Four outstanding young polymer scientists were awarded the 2016 Journal of Polymer Science poster prize for the Division of Polymer Physics (DPOLY) at the March American Physical Society (APS) meeting.
First place went to William Mulhearn of Princeton University for his poster entitled “Controlling Miscibility in Polyethylene-Polynorbornene Block Copolymers via Side-Group Chemistry”. William’s poster described the synthesis and properties of block copolymers containing both a crystallizable block and an amorphous block. Specifically, William investigated a series of low- and high-Tg polymers based on substituted norbornene monomers in order to develop a set of mixing rules that predict the solubility of substituted polynorbornenes depending on their side-groups.

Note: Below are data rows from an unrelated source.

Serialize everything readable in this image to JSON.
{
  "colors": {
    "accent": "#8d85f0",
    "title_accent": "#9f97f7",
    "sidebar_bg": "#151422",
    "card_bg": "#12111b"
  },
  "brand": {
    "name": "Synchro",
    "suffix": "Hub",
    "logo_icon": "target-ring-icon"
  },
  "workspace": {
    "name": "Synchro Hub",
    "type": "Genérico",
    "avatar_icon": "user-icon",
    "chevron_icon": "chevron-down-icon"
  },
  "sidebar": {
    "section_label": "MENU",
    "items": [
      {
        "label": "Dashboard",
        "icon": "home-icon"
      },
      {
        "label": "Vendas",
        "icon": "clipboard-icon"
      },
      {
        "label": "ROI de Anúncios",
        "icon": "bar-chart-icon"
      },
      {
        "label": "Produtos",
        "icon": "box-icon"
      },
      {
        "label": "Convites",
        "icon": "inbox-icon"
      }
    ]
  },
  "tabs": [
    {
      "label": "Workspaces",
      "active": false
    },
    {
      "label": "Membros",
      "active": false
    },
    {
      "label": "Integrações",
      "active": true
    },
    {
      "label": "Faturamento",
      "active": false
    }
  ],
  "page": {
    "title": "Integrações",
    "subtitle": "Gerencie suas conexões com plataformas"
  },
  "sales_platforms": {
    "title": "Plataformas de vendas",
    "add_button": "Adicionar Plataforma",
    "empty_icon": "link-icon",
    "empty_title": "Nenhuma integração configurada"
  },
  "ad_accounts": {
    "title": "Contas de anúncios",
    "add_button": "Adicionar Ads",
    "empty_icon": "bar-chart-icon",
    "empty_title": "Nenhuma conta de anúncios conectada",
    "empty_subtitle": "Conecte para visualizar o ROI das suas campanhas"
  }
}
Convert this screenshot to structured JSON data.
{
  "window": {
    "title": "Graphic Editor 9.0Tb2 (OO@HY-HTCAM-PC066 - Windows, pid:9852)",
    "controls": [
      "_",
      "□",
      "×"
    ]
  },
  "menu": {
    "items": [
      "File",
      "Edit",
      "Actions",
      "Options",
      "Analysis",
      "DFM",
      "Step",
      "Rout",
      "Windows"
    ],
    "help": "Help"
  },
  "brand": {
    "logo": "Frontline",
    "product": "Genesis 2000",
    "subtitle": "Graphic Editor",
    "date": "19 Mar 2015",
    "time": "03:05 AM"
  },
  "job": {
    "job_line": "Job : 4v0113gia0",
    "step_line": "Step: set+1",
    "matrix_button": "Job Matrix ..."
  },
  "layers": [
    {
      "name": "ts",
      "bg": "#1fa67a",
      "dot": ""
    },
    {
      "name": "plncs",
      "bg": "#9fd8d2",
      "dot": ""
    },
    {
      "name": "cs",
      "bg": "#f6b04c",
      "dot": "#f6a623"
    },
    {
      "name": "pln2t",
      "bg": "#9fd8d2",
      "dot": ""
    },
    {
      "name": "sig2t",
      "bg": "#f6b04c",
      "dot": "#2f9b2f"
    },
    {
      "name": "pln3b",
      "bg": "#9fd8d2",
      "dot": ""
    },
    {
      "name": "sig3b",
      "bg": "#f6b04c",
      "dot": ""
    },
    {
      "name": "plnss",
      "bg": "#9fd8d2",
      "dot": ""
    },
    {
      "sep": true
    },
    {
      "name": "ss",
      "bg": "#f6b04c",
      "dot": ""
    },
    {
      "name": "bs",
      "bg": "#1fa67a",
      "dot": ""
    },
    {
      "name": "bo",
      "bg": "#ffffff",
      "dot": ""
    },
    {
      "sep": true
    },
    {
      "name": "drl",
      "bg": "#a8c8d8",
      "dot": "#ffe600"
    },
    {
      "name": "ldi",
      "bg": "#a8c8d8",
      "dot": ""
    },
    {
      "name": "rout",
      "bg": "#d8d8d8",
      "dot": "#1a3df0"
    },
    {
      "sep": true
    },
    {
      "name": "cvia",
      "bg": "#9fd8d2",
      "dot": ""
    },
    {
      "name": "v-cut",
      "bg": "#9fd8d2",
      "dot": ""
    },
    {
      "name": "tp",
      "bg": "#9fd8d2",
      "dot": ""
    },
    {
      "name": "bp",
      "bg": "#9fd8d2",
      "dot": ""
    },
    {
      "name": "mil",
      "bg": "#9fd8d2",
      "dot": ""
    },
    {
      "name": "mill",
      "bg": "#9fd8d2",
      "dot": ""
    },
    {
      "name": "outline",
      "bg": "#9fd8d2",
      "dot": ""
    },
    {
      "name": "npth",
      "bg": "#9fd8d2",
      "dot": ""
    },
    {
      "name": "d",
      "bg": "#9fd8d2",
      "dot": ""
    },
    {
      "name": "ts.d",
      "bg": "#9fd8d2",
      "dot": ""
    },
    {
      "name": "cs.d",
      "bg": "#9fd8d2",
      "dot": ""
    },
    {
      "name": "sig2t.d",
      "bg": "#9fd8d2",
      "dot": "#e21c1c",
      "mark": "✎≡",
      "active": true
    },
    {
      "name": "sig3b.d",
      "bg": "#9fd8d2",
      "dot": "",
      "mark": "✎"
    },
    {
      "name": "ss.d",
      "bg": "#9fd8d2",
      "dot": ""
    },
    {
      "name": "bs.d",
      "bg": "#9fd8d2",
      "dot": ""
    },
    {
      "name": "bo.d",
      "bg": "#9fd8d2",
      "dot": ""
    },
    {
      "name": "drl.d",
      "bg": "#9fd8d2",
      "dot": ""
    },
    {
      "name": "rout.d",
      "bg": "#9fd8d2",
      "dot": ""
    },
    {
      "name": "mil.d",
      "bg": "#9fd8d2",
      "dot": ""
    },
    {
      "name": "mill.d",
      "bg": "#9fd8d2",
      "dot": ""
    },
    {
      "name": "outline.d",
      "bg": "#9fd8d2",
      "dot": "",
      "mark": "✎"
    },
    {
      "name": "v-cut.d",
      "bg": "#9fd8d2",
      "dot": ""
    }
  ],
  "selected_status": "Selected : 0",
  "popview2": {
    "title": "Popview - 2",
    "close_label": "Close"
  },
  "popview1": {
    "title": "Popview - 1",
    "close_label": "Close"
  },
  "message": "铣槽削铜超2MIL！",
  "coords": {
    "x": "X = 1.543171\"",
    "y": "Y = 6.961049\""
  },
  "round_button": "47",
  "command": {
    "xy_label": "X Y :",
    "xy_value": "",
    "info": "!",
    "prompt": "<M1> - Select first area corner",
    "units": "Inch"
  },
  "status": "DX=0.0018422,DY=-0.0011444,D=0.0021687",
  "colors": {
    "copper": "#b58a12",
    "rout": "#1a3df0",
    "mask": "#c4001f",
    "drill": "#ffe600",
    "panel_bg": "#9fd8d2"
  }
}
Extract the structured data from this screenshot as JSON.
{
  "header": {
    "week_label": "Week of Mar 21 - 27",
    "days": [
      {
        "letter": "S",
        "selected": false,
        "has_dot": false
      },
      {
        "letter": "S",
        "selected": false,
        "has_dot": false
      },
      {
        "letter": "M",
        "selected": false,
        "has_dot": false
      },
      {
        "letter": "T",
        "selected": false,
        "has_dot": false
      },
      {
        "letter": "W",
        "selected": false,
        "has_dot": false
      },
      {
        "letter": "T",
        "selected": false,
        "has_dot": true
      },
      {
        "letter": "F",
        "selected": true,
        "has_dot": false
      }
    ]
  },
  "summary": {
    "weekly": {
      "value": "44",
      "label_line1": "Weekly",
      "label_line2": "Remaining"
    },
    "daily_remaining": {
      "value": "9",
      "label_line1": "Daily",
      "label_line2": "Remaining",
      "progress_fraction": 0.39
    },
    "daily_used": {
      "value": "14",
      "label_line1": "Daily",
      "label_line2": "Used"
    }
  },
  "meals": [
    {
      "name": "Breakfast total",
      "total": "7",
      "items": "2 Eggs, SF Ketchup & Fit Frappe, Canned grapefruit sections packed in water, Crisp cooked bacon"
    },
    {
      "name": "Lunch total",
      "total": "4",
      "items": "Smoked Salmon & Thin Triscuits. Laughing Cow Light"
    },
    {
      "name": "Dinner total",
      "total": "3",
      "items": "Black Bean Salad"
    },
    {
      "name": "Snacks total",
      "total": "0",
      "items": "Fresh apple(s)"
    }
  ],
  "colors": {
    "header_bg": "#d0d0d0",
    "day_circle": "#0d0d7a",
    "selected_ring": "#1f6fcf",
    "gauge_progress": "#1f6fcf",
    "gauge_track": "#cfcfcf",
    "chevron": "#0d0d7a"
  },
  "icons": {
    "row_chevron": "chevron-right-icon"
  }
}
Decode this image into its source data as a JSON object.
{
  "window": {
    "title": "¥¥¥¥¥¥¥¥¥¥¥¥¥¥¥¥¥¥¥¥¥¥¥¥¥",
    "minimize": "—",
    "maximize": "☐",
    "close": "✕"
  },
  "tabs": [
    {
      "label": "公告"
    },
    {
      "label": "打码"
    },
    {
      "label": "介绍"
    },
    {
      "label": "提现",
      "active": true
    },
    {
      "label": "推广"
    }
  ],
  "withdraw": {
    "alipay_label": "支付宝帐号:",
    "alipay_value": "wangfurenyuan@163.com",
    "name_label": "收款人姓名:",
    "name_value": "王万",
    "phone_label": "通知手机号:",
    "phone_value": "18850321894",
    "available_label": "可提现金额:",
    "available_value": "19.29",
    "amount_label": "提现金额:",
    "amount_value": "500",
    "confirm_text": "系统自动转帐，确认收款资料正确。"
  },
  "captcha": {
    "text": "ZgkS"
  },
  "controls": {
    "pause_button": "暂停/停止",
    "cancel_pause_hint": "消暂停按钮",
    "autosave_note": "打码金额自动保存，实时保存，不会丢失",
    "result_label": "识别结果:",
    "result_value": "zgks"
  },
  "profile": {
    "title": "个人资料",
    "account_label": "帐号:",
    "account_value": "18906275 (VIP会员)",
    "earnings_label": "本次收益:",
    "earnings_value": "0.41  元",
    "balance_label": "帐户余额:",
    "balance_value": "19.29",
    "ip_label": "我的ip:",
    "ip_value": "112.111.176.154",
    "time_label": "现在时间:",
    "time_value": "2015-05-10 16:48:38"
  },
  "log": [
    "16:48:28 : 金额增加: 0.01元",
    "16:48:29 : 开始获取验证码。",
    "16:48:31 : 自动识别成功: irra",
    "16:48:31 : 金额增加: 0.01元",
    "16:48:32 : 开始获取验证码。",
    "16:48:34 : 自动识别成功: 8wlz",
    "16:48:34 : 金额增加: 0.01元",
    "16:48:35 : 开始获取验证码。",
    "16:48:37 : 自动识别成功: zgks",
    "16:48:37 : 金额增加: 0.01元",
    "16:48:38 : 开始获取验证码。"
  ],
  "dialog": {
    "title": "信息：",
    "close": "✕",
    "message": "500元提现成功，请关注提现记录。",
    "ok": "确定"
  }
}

Second place went to Zhe Qiang of the University of Akron for his poster entitled “Simple, generalizable route to highly aligned block copolymer thin films”. Zhe studied the macroscopic alignment of block copolymer domains in thin films. Using properties such as solvent quality, drying rate, and degree of segregation of the block copolymer, Zhe created a generalized method to achieve block copolymer alignment and a potential route for the generation of complex hierarchical assembled structures.
Third place went to Anastasia Patterson of the University of California, Santa Barbara, for her poster entitled “Role of monomer sequence and backbone structure in polypeptoid and polypeptide polymers for anti-fouling applications”. In her work, Anastasia examined PEO and PDMS block copolymers functionalized with polypeptoids and polypeptides. Anastasia found that the lack of backbone chirality and hydrogen bonding in polypeptoids led to surprisingly different surface behavior, and that surfaces functionalized with polypeptoids had improved anti-fouling and fouling release properties, as compared with polypeptide-functionalized polymers.
This year a fourth place prize was given to Daniel Kozuch, an undergraduate student from Penn State, for his poster entitled “Predicting χ for polymers with stiffness mismatch from simulations”. Daniel performed molecular dynamics simulations on polymer blends and block copolymers to examine the Flory-Huggins parameter, χ, for polymers with chemically similar monomers that have differing stiffness. The calculated values were found to be consistent with experimental data.
Congratulations to the winners, William, Zhe, Anastasia, and Daniel!